It’s a goal scientists from the USA’s Virginia Tech University believe they are close to making a reality.
They’ve used screen printing technology to produce flexible palm-sized solar modules less than half-a-millimetre thick that demonstrate power that could rival their rigid silicon counterparts.
The modules were created by depositing a film of titanium oxide as part of a five-layer cell structure to create a single lightweight and flexible dye-sensitised solar tile. Individually, each tile can produce around 75 milliwatts of power – but they can also be connected in a series, meaning a panel of tiles the size of an A4 sheet of paper could easily charge a typical smartphone.
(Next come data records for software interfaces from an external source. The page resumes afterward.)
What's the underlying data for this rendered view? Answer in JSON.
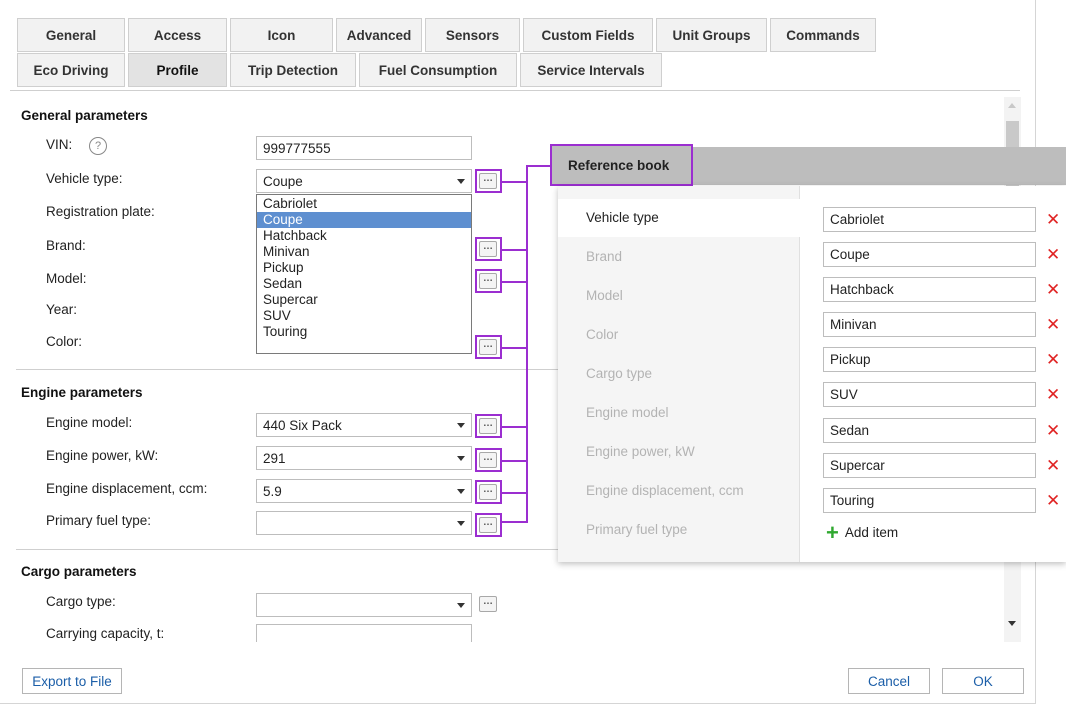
{
  "tabs": {
    "row1": [
      "General",
      "Access",
      "Icon",
      "Advanced",
      "Sensors",
      "Custom Fields",
      "Unit Groups",
      "Commands"
    ],
    "row2": [
      "Eco Driving",
      "Profile",
      "Trip Detection",
      "Fuel Consumption",
      "Service Intervals"
    ],
    "active": "Profile"
  },
  "general": {
    "title": "General parameters",
    "vin_label": "VIN:",
    "vin_value": "999777555",
    "vehicle_type_label": "Vehicle type:",
    "vehicle_type_value": "Coupe",
    "registration_label": "Registration plate:",
    "brand_label": "Brand:",
    "model_label": "Model:",
    "year_label": "Year:",
    "color_label": "Color:",
    "help_glyph": "?"
  },
  "vehicle_type_options": [
    "Cabriolet",
    "Coupe",
    "Hatchback",
    "Minivan",
    "Pickup",
    "Sedan",
    "Supercar",
    "SUV",
    "Touring"
  ],
  "engine": {
    "title": "Engine parameters",
    "model_label": "Engine model:",
    "model_value": "440 Six Pack",
    "power_label": "Engine power, kW:",
    "power_value": "291",
    "displacement_label": "Engine displacement, ccm:",
    "displacement_value": "5.9",
    "fuel_label": "Primary fuel type:",
    "fuel_value": ""
  },
  "cargo": {
    "title": "Cargo parameters",
    "type_label": "Cargo type:",
    "type_value": "",
    "capacity_label": "Carrying capacity, t:",
    "capacity_value": ""
  },
  "footer": {
    "export_label": "Export to File",
    "cancel_label": "Cancel",
    "ok_label": "OK"
  },
  "reference_book": {
    "title": "Reference book",
    "categories": [
      "Vehicle type",
      "Brand",
      "Model",
      "Color",
      "Cargo type",
      "Engine model",
      "Engine power, kW",
      "Engine displacement, ccm",
      "Primary fuel type"
    ],
    "active_category": "Vehicle type",
    "items": [
      "Cabriolet",
      "Coupe",
      "Hatchback",
      "Minivan",
      "Pickup",
      "SUV",
      "Sedan",
      "Supercar",
      "Touring"
    ],
    "add_label": "Add item",
    "delete_glyph": "✕"
  },
  "colors": {
    "highlight": "#9b2ed0",
    "selection": "#5e8fd0",
    "delete": "#e02424",
    "add": "#2fa82f"
  },
  "icons": {
    "ellipsis": "…",
    "plus": "+"
  }
}
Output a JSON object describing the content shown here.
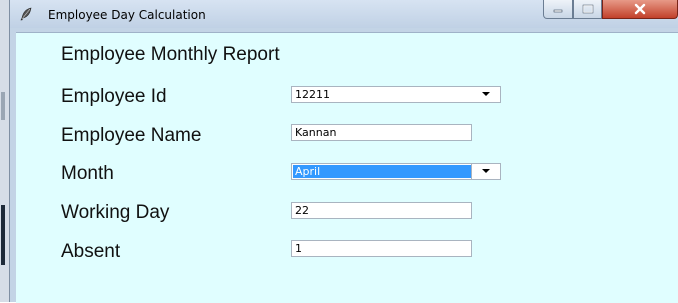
{
  "window": {
    "title": "Employee Day Calculation"
  },
  "report": {
    "title": "Employee Monthly Report"
  },
  "fields": {
    "employee_id": {
      "label": "Employee Id",
      "value": "12211"
    },
    "employee_name": {
      "label": "Employee Name",
      "value": "Kannan"
    },
    "month": {
      "label": "Month",
      "value": "April"
    },
    "working_day": {
      "label": "Working Day",
      "value": "22"
    },
    "absent": {
      "label": "Absent",
      "value": "1"
    }
  },
  "icons": {
    "app": "feather-icon",
    "minimize": "minimize-icon",
    "maximize": "maximize-icon",
    "close": "close-icon",
    "dropdown": "chevron-down-icon"
  },
  "colors": {
    "client_background": "#e0feff",
    "selection": "#3399ff",
    "close_button": "#c2412b"
  }
}
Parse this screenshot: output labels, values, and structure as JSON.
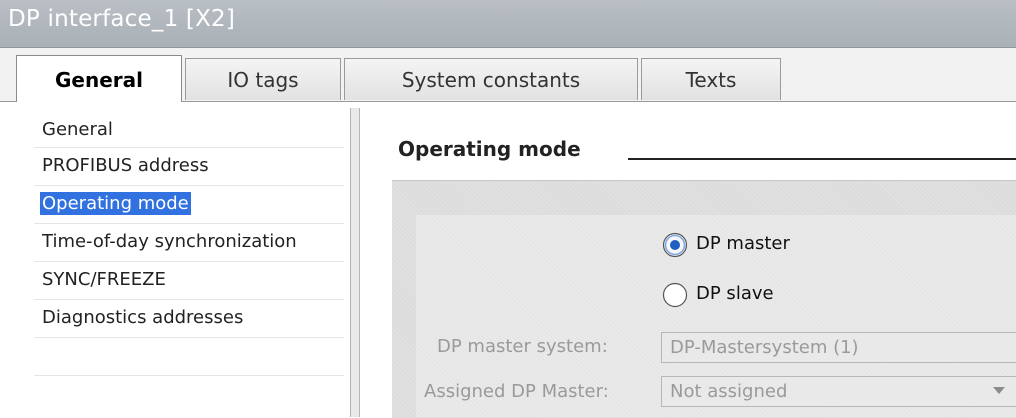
{
  "window": {
    "title": "DP interface_1 [X2]"
  },
  "tabs": [
    {
      "label": "General",
      "active": true
    },
    {
      "label": "IO tags"
    },
    {
      "label": "System constants"
    },
    {
      "label": "Texts"
    }
  ],
  "nav": {
    "items": [
      {
        "label": "General"
      },
      {
        "label": "PROFIBUS address"
      },
      {
        "label": "Operating mode",
        "selected": true
      },
      {
        "label": "Time-of-day synchronization"
      },
      {
        "label": "SYNC/FREEZE"
      },
      {
        "label": "Diagnostics addresses"
      }
    ]
  },
  "section": {
    "title": "Operating mode"
  },
  "mode": {
    "options": [
      {
        "label": "DP master",
        "checked": true
      },
      {
        "label": "DP slave",
        "checked": false
      }
    ]
  },
  "fields": {
    "master_system": {
      "label": "DP master system:",
      "value": "DP-Mastersystem (1)"
    },
    "assigned_master": {
      "label": "Assigned DP Master:",
      "value": "Not assigned"
    }
  },
  "colors": {
    "selection": "#3171e0",
    "titlebar": "#b0b6bc",
    "radio_accent": "#1f5fc4"
  }
}
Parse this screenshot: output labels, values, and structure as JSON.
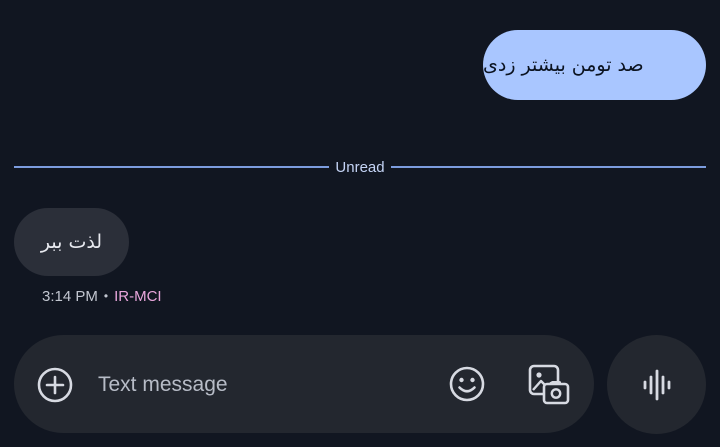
{
  "conversation": {
    "outgoing_message": "صد تومن بیشتر زدی",
    "unread_label": "Unread",
    "incoming_message": "لذت ببر",
    "incoming_time": "3:14 PM",
    "incoming_sim": "IR-MCI"
  },
  "composer": {
    "placeholder": "Text message",
    "add_icon": "plus-circle-icon",
    "emoji_icon": "emoji-icon",
    "media_icon": "gallery-icon",
    "voice_icon": "voice-wave-icon"
  },
  "colors": {
    "background": "#111621",
    "outgoing_bubble": "#a9c6ff",
    "incoming_bubble": "#2b2f39",
    "divider": "#8fb4ff",
    "sim_label": "#e9a6dc",
    "composer_bg": "#23272f"
  }
}
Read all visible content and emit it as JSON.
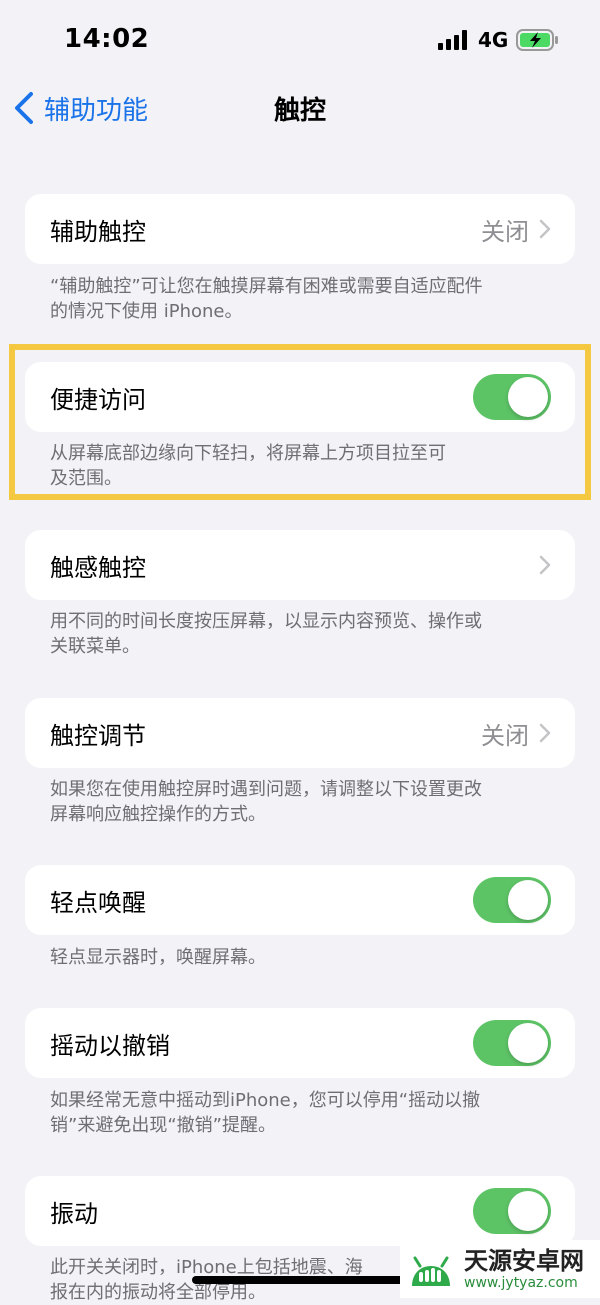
{
  "status_bar": {
    "time": "14:02",
    "network": "4G"
  },
  "nav": {
    "back_label": "辅助功能",
    "title": "触控"
  },
  "rows": [
    {
      "label": "辅助触控",
      "value": "关闭",
      "note_lines": [
        "“辅助触控”可让您在触摸屏幕有困难或需要自适应配件",
        "的情况下使用 iPhone。"
      ]
    },
    {
      "label": "便捷访问",
      "toggle": true,
      "note_lines": [
        "从屏幕底部边缘向下轻扫，将屏幕上方项目拉至可",
        "及范围。"
      ]
    },
    {
      "label": "触感触控",
      "value": "",
      "note_lines": [
        "用不同的时间长度按压屏幕，以显示内容预览、操作或",
        "关联菜单。"
      ]
    },
    {
      "label": "触控调节",
      "value": "关闭",
      "note_lines": [
        "如果您在使用触控屏时遇到问题，请调整以下设置更改",
        "屏幕响应触控操作的方式。"
      ]
    },
    {
      "label": "轻点唤醒",
      "toggle": true,
      "note_lines": [
        "轻点显示器时，唤醒屏幕。"
      ]
    },
    {
      "label": "摇动以撤销",
      "toggle": true,
      "note_lines": [
        "如果经常无意中摇动到iPhone，您可以停用“摇动以撤",
        "销”来避免出现“撤销”提醒。"
      ]
    },
    {
      "label": "振动",
      "toggle": true,
      "note_lines": [
        "此开关关闭时，iPhone上包括地震、海",
        "报在内的振动将全部停用。"
      ]
    }
  ],
  "watermark": {
    "name": "天源安卓网",
    "url": "www.jytyaz.com"
  },
  "colors": {
    "accent": "#1a73e8",
    "toggle_on": "#5dc466",
    "highlight": "#f5c842"
  }
}
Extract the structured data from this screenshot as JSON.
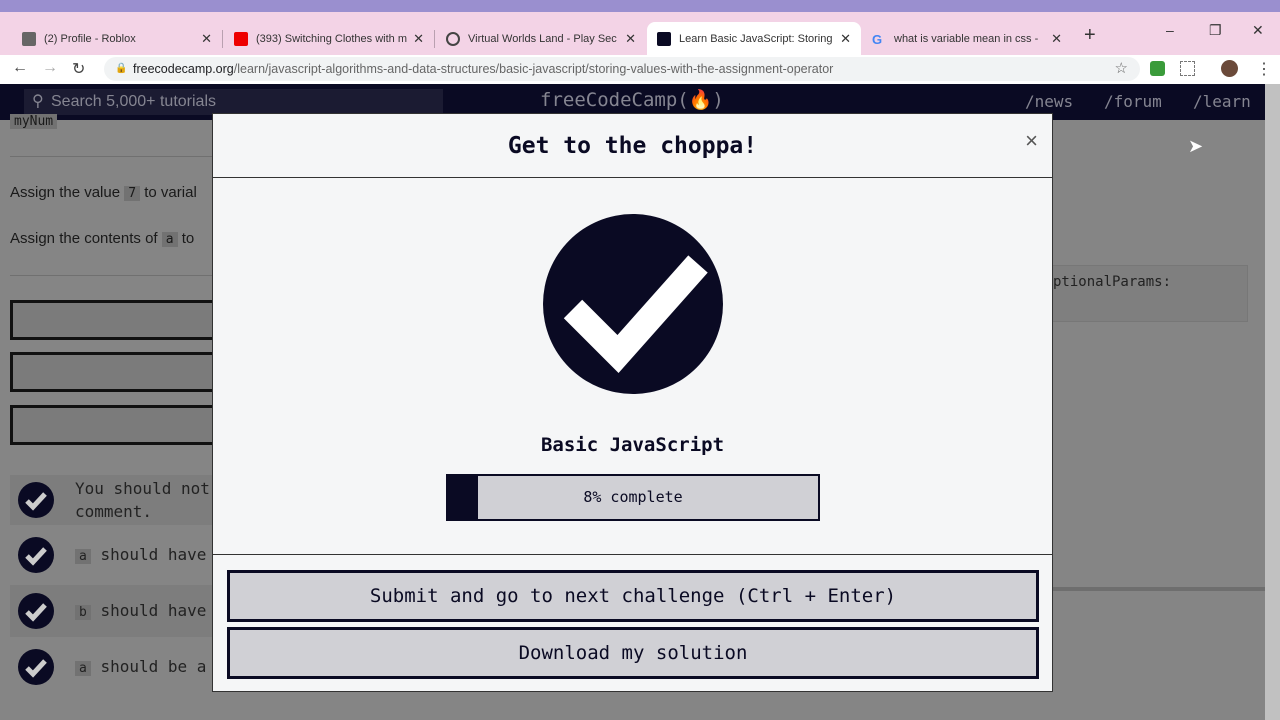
{
  "browser": {
    "tabs": [
      {
        "title": "(2) Profile - Roblox"
      },
      {
        "title": "(393) Switching Clothes with m"
      },
      {
        "title": "Virtual Worlds Land - Play Sec"
      },
      {
        "title": "Learn Basic JavaScript: Storing",
        "active": true
      },
      {
        "title": "what is variable mean in css - "
      }
    ],
    "url_domain": "freecodecamp.org",
    "url_path": "/learn/javascript-algorithms-and-data-structures/basic-javascript/storing-values-with-the-assignment-operator"
  },
  "nav": {
    "search_placeholder": "Search 5,000+ tutorials",
    "logo": "freeCodeCamp(🔥)",
    "links": [
      "/news",
      "/forum",
      "/learn"
    ]
  },
  "background": {
    "top_code": "myNum",
    "p1_pre": "Assign the value",
    "p1_code": "7",
    "p1_post": "to varial",
    "p2_pre": "Assign the contents of",
    "p2_code": "a",
    "p2_post": "to",
    "tests": [
      {
        "text": "You should not",
        "text2": "comment."
      },
      {
        "code": "a",
        "text": "should have"
      },
      {
        "code": "b",
        "text": "should have"
      },
      {
        "code": "a",
        "text": "should be a"
      }
    ],
    "editor_snippet": "ptionalParams:"
  },
  "modal": {
    "title": "Get to the choppa!",
    "close": "×",
    "certification": "Basic JavaScript",
    "progress_percent": 8,
    "progress_label": "8% complete",
    "submit_button": "Submit and go to next challenge (Ctrl + Enter)",
    "download_button": "Download my solution"
  },
  "colors": {
    "primary": "#0a0a23",
    "button_bg": "#d0d0d5",
    "tabstrip": "#f3d3e6"
  }
}
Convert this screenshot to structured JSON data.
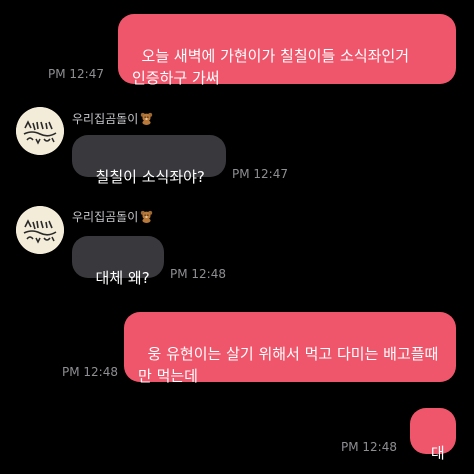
{
  "colors": {
    "background": "#000000",
    "outgoing_bubble": "#f0566b",
    "incoming_bubble": "#38383d",
    "timestamp": "#8e8e93"
  },
  "messages": [
    {
      "direction": "outgoing",
      "text": "오늘 새벽에 가현이가 칠칠이들 소식좌인거 인증하구 가써",
      "time": "PM 12:47"
    },
    {
      "direction": "incoming",
      "sender": "우리집곰돌이",
      "sender_icon": "teddy-bear-emoji",
      "text": "칠칠이 소식좌야?",
      "time": "PM 12:47"
    },
    {
      "direction": "incoming",
      "sender": "우리집곰돌이",
      "sender_icon": "teddy-bear-emoji",
      "text": "대체 왜?",
      "time": "PM 12:48"
    },
    {
      "direction": "outgoing",
      "text": "웅 유현이는 살기 위해서 먹고 다미는 배고플때 만 먹는데",
      "time": "PM 12:48"
    },
    {
      "direction": "outgoing",
      "text": "대",
      "time": "PM 12:48"
    }
  ]
}
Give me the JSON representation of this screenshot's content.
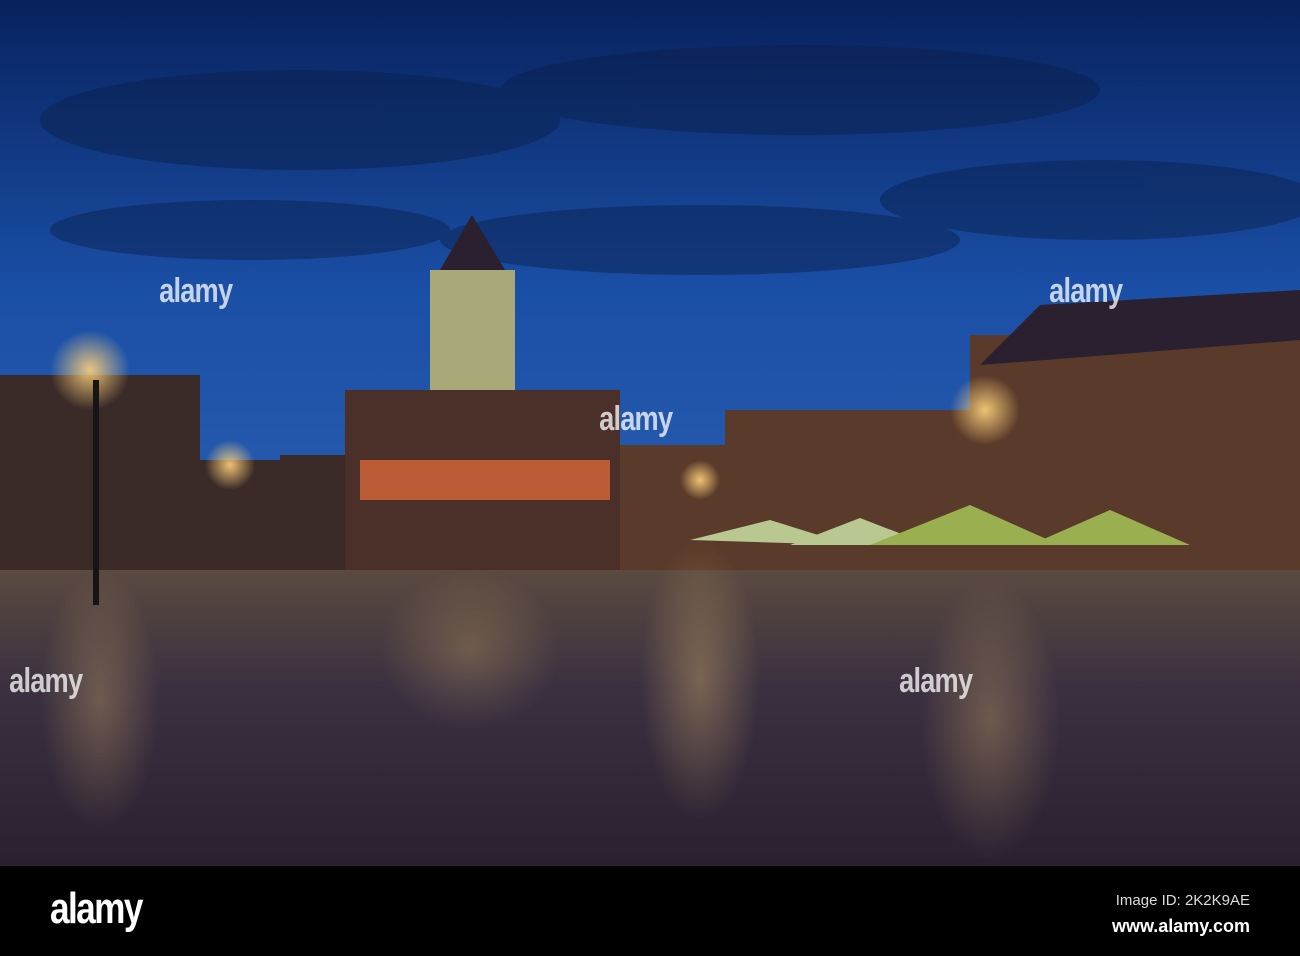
{
  "watermark": {
    "text": "alamy",
    "dot": "•"
  },
  "footer": {
    "logo": "alamy",
    "image_id": "Image ID: 2K2K9AE",
    "site": "www.alamy.com"
  },
  "colors": {
    "sky_top": "#0b2a6a",
    "sky_mid": "#1b4fa8",
    "plaza": "#3a2a20",
    "light": "#ffcf6a"
  }
}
“There are several elements that make the technology very appealing,” said Shashank Priya, the Robert E. Hord Jr. Professor of Mechanical Engineering at VTU.
“First, it can be manufactured easily at low temperature, so the equipment to fabricate the panels is relatively inexpensive and easy to operate. Second, the scalability of being able to create the panels in sheet rolls means you could wallpaper your home in these panels to run everything from your alarm system, to recharging your devices, to powering your LED lights.”
Unlike the silicon solar cells used in conventional solar arrays that only work with sunlight, the layered configuration of the dye-sensitised solar tile allows it to also capture diffuse light from sources such as LED, incandescent and fluorescent bulbs; at efficiencies approaching that of heavy amorphous silicon cells.
At a large panel level the tiles have yet to reach the efficiencies of solid-state silicon. But Priya maintains that with more research, it is likely the new flexible panels will overtake their rigid cousins soon.
“Amorphous silicon is a fairly mature technology running at about 13-15 percent efficiency,” he said. “Our panels right now operate around 10 percent at the panel size. At smaller, less-useful sizes, the efficiency increases, and so we can see a potential for much greater energy collection efficiencies.”
In a paper to be published in the December issue of the journal Solar Energy Materials and Solar Cells, the team describe how these flexible panels could manufactured in any design, from curtains and tiles to solar charging plates in military uniforms and backpacks. The latter are areas Priya’s lab is actively pursuing in conjunction with the U.S. Army’s Communications-Electronics Research, Development and Engineering Centre.